Give back the whole listing exactly as shown.
.....
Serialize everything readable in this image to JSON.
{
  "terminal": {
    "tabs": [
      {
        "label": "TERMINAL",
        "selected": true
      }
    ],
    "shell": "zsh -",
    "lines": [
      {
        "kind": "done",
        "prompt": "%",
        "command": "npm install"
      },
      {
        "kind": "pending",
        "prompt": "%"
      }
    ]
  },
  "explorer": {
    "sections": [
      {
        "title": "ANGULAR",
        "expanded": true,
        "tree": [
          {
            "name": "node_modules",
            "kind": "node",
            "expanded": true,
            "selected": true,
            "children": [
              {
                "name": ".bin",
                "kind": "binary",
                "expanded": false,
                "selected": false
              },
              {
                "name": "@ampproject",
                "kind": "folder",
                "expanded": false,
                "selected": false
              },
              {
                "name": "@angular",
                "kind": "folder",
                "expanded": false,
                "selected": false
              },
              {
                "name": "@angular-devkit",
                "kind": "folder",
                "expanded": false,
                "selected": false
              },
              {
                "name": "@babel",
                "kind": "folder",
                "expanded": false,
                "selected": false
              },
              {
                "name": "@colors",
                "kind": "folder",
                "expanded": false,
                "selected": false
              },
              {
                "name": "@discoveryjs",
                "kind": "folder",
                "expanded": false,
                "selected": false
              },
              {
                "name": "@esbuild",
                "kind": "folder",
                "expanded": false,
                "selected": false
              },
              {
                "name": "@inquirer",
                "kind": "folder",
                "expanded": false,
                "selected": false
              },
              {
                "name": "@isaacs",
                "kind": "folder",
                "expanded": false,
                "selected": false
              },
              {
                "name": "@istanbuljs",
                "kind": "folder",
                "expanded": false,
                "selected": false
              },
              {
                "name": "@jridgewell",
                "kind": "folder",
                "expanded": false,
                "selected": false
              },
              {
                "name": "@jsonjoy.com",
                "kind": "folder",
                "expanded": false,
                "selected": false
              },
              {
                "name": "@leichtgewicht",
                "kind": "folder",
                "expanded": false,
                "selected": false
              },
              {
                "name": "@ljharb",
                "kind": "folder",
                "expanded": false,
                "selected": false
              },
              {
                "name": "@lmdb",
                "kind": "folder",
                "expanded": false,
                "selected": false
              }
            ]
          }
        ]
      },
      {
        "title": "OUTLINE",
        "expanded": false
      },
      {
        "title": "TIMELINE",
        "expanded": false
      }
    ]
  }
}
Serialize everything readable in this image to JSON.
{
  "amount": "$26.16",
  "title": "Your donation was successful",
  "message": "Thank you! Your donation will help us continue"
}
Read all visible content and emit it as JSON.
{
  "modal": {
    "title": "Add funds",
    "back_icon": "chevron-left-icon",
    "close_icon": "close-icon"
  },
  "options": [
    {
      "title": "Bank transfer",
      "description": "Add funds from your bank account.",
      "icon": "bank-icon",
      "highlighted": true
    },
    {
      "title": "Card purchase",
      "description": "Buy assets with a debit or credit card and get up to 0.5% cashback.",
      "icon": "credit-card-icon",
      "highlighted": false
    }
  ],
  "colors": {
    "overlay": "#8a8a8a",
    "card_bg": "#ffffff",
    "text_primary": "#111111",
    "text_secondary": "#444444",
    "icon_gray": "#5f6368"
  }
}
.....
- **Result**:
Serialize everything readable in this image to JSON.
{
  "terminal": {
    "tabs": [
      {
        "label": "TERMINAL",
        "selected": true
      }
    ],
    "shell": "zsh -",
    "lines": [
      {
        "kind": "done",
        "prompt": "%",
        "command": "npm install"
      },
      {
        "kind": "pending",
        "prompt": "%"
      }
    ]
  },
  "explorer": {
    "sections": [
      {
        "title": "ANGULAR",
        "expanded": true,
        "tree": [
          {
            "name": "node_modules",
            "kind": "node",
            "expanded": true,
            "selected": true,
            "children": [
              {
                "name": ".bin",
                "kind": "binary",
                "expanded": false,
                "selected": false
              },
              {
                "name": "@ampproject",
                "kind": "folder",
                "expanded": false,
                "selected": false
              },
              {
                "name": "@angular",
                "kind": "folder",
                "expanded": false,
                "selected": false
              },
              {
                "name": "@angular-devkit",
                "kind": "folder",
                "expanded": false,
                "selected": false
              },
              {
                "name": "@babel",
                "kind": "folder",
                "expanded": false,
                "selected": false
              },
              {
                "name": "@colors",
                "kind": "folder",
                "expanded": false,
                "selected": false
              },
              {
                "name": "@discoveryjs",
                "kind": "folder",
                "expanded": false,
                "selected": false
              },
              {
                "name": "@esbuild",
                "kind": "folder",
                "expanded": false,
                "selected": false
              },
              {
                "name": "@inquirer",
                "kind": "folder",
                "expanded": false,
                "selected": false
              },
              {
                "name": "@isaacs",
                "kind": "folder",
                "expanded": false,
                "selected": false
              },
              {
                "name": "@istanbuljs",
                "kind": "folder",
                "expanded": false,
                "selected": false
              },
              {
                "name": "@jridgewell",
                "kind": "folder",
                "expanded": false,
                "selected": false
              },
              {
                "name": "@jsonjoy.com",
                "kind": "folder",
                "expanded": false,
                "selected": false
              },
              {
                "name": "@leichtgewicht",
                "kind": "folder",
                "expanded": false,
                "selected": false
              },
              {
                "name": "@ljharb",
                "kind": "folder",
                "expanded": false,
                "selected": false
              },
              {
                "name": "@lmdb",
                "kind": "folder",
                "expanded": false,
                "selected": false
              }
            ]
          }
        ]
      },
      {
        "title": "OUTLINE",
        "expanded": false
      },
      {
        "title": "TIMELINE",
        "expanded": false
      }
    ]
  }
}
Serialize everything readable in this image to JSON.
{
  "amount": "$26.16",
  "title": "Your donation was successful",
  "message": "Thank you! Your donation will help us continue"
}
Read all visible content and emit it as JSON.
{
  "modal": {
    "title": "Add funds",
    "back_icon": "chevron-left-icon",
    "close_icon": "close-icon"
  },
  "options": [
    {
      "title": "Bank transfer",
      "description": "Add funds from your bank account.",
      "icon": "bank-icon",
      "highlighted": true
    },
    {
      "title": "Card purchase",
      "description": "Buy assets with a debit or credit card and get up to 0.5% cashback.",
      "icon": "credit-card-icon",
      "highlighted": false
    }
  ],
  "colors": {
    "overlay": "#8a8a8a",
    "card_bg": "#ffffff",
    "text_primary": "#111111",
    "text_secondary": "#444444",
    "icon_gray": "#5f6368"
  }
}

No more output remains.